What you will do: Output the data in full and exactly as presented.

Input data:
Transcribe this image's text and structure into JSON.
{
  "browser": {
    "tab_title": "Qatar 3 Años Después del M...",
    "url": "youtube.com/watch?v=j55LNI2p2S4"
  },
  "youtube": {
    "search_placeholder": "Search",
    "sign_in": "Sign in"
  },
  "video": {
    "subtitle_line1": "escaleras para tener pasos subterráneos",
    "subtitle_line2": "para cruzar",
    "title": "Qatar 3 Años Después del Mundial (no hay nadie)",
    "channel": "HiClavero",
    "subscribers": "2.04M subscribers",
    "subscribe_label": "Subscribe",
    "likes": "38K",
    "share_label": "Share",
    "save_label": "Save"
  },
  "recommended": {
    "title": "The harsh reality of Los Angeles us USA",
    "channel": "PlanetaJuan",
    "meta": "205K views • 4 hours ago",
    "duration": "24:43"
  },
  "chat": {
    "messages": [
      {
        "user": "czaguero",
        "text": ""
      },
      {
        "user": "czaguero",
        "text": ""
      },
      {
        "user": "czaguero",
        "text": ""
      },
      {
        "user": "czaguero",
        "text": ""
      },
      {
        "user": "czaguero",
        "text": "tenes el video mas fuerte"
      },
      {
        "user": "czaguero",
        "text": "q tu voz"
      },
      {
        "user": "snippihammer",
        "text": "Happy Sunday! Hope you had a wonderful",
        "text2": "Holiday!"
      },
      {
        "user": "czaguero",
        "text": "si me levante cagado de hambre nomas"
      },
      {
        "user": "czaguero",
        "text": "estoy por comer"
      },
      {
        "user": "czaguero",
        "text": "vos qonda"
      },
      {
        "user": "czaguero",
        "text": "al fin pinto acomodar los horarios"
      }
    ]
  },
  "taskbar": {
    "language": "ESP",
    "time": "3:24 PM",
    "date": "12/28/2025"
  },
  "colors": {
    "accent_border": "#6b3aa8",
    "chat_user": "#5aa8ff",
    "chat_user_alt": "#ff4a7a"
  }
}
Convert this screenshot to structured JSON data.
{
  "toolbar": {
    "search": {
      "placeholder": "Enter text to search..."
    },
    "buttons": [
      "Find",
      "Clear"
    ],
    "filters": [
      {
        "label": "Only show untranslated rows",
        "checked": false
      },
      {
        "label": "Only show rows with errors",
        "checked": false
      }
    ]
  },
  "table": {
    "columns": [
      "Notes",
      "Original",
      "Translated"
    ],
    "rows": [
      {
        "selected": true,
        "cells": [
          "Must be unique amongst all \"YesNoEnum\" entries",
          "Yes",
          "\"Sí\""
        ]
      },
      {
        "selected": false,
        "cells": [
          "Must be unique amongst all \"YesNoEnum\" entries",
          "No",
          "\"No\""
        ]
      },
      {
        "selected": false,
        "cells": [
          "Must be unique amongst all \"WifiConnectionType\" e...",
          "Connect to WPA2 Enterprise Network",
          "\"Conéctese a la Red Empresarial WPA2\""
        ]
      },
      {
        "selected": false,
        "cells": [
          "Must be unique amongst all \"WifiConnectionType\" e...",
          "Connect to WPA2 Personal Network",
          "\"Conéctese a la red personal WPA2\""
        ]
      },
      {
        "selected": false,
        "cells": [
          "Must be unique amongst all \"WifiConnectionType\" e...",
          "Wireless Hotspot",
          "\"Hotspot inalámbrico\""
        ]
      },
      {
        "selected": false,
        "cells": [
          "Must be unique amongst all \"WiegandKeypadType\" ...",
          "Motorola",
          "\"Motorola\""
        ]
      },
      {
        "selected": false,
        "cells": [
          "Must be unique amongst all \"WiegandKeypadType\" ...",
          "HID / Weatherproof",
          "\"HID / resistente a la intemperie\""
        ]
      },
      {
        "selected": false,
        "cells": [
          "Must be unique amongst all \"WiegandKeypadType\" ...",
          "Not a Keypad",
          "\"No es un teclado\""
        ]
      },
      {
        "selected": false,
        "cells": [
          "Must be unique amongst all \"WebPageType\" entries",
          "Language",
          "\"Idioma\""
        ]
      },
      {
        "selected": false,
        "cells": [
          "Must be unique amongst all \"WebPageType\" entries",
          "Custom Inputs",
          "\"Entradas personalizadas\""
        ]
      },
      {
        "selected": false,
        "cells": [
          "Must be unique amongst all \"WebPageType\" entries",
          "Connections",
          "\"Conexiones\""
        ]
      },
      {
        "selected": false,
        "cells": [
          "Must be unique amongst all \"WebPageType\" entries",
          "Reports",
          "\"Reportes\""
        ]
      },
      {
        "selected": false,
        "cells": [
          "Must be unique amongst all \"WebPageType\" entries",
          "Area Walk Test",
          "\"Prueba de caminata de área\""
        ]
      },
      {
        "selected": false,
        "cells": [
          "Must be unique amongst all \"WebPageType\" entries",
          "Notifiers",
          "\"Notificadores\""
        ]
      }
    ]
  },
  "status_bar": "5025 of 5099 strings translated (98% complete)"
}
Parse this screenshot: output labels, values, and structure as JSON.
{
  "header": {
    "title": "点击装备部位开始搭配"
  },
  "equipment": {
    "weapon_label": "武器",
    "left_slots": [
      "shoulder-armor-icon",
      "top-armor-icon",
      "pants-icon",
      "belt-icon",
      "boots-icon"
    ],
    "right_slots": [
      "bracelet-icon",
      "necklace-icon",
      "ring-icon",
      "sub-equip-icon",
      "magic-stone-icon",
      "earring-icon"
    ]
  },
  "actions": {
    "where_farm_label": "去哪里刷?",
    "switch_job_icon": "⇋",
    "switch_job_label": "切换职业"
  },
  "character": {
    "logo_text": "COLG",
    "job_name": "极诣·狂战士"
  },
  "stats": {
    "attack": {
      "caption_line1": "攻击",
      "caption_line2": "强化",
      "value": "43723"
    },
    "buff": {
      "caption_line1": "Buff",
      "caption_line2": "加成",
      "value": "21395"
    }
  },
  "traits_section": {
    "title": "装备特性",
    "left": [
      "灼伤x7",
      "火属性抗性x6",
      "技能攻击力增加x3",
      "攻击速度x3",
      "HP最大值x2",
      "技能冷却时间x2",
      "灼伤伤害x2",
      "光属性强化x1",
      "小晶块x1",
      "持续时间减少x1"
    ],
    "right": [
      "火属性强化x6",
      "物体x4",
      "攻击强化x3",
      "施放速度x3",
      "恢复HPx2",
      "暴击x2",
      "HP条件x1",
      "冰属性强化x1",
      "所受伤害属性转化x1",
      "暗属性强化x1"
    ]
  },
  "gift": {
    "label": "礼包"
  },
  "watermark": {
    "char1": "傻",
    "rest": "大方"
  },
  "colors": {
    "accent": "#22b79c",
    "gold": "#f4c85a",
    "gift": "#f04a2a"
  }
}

Written response:
Transcribe this image's text and structure into JSON.
{
  "browser": {
    "tab_title": "Qatar 3 Años Después del M...",
    "url": "youtube.com/watch?v=j55LNI2p2S4"
  },
  "youtube": {
    "search_placeholder": "Search",
    "sign_in": "Sign in"
  },
  "video": {
    "subtitle_line1": "escaleras para tener pasos subterráneos",
    "subtitle_line2": "para cruzar",
    "title": "Qatar 3 Años Después del Mundial (no hay nadie)",
    "channel": "HiClavero",
    "subscribers": "2.04M subscribers",
    "subscribe_label": "Subscribe",
    "likes": "38K",
    "share_label": "Share",
    "save_label": "Save"
  },
  "recommended": {
    "title": "The harsh reality of Los Angeles us USA",
    "channel": "PlanetaJuan",
    "meta": "205K views • 4 hours ago",
    "duration": "24:43"
  },
  "chat": {
    "messages": [
      {
        "user": "czaguero",
        "text": ""
      },
      {
        "user": "czaguero",
        "text": ""
      },
      {
        "user": "czaguero",
        "text": ""
      },
      {
        "user": "czaguero",
        "text": ""
      },
      {
        "user": "czaguero",
        "text": "tenes el video mas fuerte"
      },
      {
        "user": "czaguero",
        "text": "q tu voz"
      },
      {
        "user": "snippihammer",
        "text": "Happy Sunday! Hope you had a wonderful",
        "text2": "Holiday!"
      },
      {
        "user": "czaguero",
        "text": "si me levante cagado de hambre nomas"
      },
      {
        "user": "czaguero",
        "text": "estoy por comer"
      },
      {
        "user": "czaguero",
        "text": "vos qonda"
      },
      {
        "user": "czaguero",
        "text": "al fin pinto acomodar los horarios"
      }
    ]
  },
  "taskbar": {
    "language": "ESP",
    "time": "3:24 PM",
    "date": "12/28/2025"
  },
  "colors": {
    "accent_border": "#6b3aa8",
    "chat_user": "#5aa8ff",
    "chat_user_alt": "#ff4a7a"
  }
}
Convert this screenshot to structured JSON data.
{
  "toolbar": {
    "search": {
      "placeholder": "Enter text to search..."
    },
    "buttons": [
      "Find",
      "Clear"
    ],
    "filters": [
      {
        "label": "Only show untranslated rows",
        "checked": false
      },
      {
        "label": "Only show rows with errors",
        "checked": false
      }
    ]
  },
  "table": {
    "columns": [
      "Notes",
      "Original",
      "Translated"
    ],
    "rows": [
      {
        "selected": true,
        "cells": [
          "Must be unique amongst all \"YesNoEnum\" entries",
          "Yes",
          "\"Sí\""
        ]
      },
      {
        "selected": false,
        "cells": [
          "Must be unique amongst all \"YesNoEnum\" entries",
          "No",
          "\"No\""
        ]
      },
      {
        "selected": false,
        "cells": [
          "Must be unique amongst all \"WifiConnectionType\" e...",
          "Connect to WPA2 Enterprise Network",
          "\"Conéctese a la Red Empresarial WPA2\""
        ]
      },
      {
        "selected": false,
        "cells": [
          "Must be unique amongst all \"WifiConnectionType\" e...",
          "Connect to WPA2 Personal Network",
          "\"Conéctese a la red personal WPA2\""
        ]
      },
      {
        "selected": false,
        "cells": [
          "Must be unique amongst all \"WifiConnectionType\" e...",
          "Wireless Hotspot",
          "\"Hotspot inalámbrico\""
        ]
      },
      {
        "selected": false,
        "cells": [
          "Must be unique amongst all \"WiegandKeypadType\" ...",
          "Motorola",
          "\"Motorola\""
        ]
      },
      {
        "selected": false,
        "cells": [
          "Must be unique amongst all \"WiegandKeypadType\" ...",
          "HID / Weatherproof",
          "\"HID / resistente a la intemperie\""
        ]
      },
      {
        "selected": false,
        "cells": [
          "Must be unique amongst all \"WiegandKeypadType\" ...",
          "Not a Keypad",
          "\"No es un teclado\""
        ]
      },
      {
        "selected": false,
        "cells": [
          "Must be unique amongst all \"WebPageType\" entries",
          "Language",
          "\"Idioma\""
        ]
      },
      {
        "selected": false,
        "cells": [
          "Must be unique amongst all \"WebPageType\" entries",
          "Custom Inputs",
          "\"Entradas personalizadas\""
        ]
      },
      {
        "selected": false,
        "cells": [
          "Must be unique amongst all \"WebPageType\" entries",
          "Connections",
          "\"Conexiones\""
        ]
      },
      {
        "selected": false,
        "cells": [
          "Must be unique amongst all \"WebPageType\" entries",
          "Reports",
          "\"Reportes\""
        ]
      },
      {
        "selected": false,
        "cells": [
          "Must be unique amongst all \"WebPageType\" entries",
          "Area Walk Test",
          "\"Prueba de caminata de área\""
        ]
      },
      {
        "selected": false,
        "cells": [
          "Must be unique amongst all \"WebPageType\" entries",
          "Notifiers",
          "\"Notificadores\""
        ]
      }
    ]
  },
  "status_bar": "5025 of 5099 strings translated (98% complete)"
}
Parse this screenshot: output labels, values, and structure as JSON.
{
  "header": {
    "title": "点击装备部位开始搭配"
  },
  "equipment": {
    "weapon_label": "武器",
    "left_slots": [
      "shoulder-armor-icon",
      "top-armor-icon",
      "pants-icon",
      "belt-icon",
      "boots-icon"
    ],
    "right_slots": [
      "bracelet-icon",
      "necklace-icon",
      "ring-icon",
      "sub-equip-icon",
      "magic-stone-icon",
      "earring-icon"
    ]
  },
  "actions": {
    "where_farm_label": "去哪里刷?",
    "switch_job_icon": "⇋",
    "switch_job_label": "切换职业"
  },
  "character": {
    "logo_text": "COLG",
    "job_name": "极诣·狂战士"
  },
  "stats": {
    "attack": {
      "caption_line1": "攻击",
      "caption_line2": "强化",
      "value": "43723"
    },
    "buff": {
      "caption_line1": "Buff",
      "caption_line2": "加成",
      "value": "21395"
    }
  },
  "traits_section": {
    "title": "装备特性",
    "left": [
      "灼伤x7",
      "火属性抗性x6",
      "技能攻击力增加x3",
      "攻击速度x3",
      "HP最大值x2",
      "技能冷却时间x2",
      "灼伤伤害x2",
      "光属性强化x1",
      "小晶块x1",
      "持续时间减少x1"
    ],
    "right": [
      "火属性强化x6",
      "物体x4",
      "攻击强化x3",
      "施放速度x3",
      "恢复HPx2",
      "暴击x2",
      "HP条件x1",
      "冰属性强化x1",
      "所受伤害属性转化x1",
      "暗属性强化x1"
    ]
  },
  "gift": {
    "label": "礼包"
  },
  "watermark": {
    "char1": "傻",
    "rest": "大方"
  },
  "colors": {
    "accent": "#22b79c",
    "gold": "#f4c85a",
    "gift": "#f04a2a"
  }
}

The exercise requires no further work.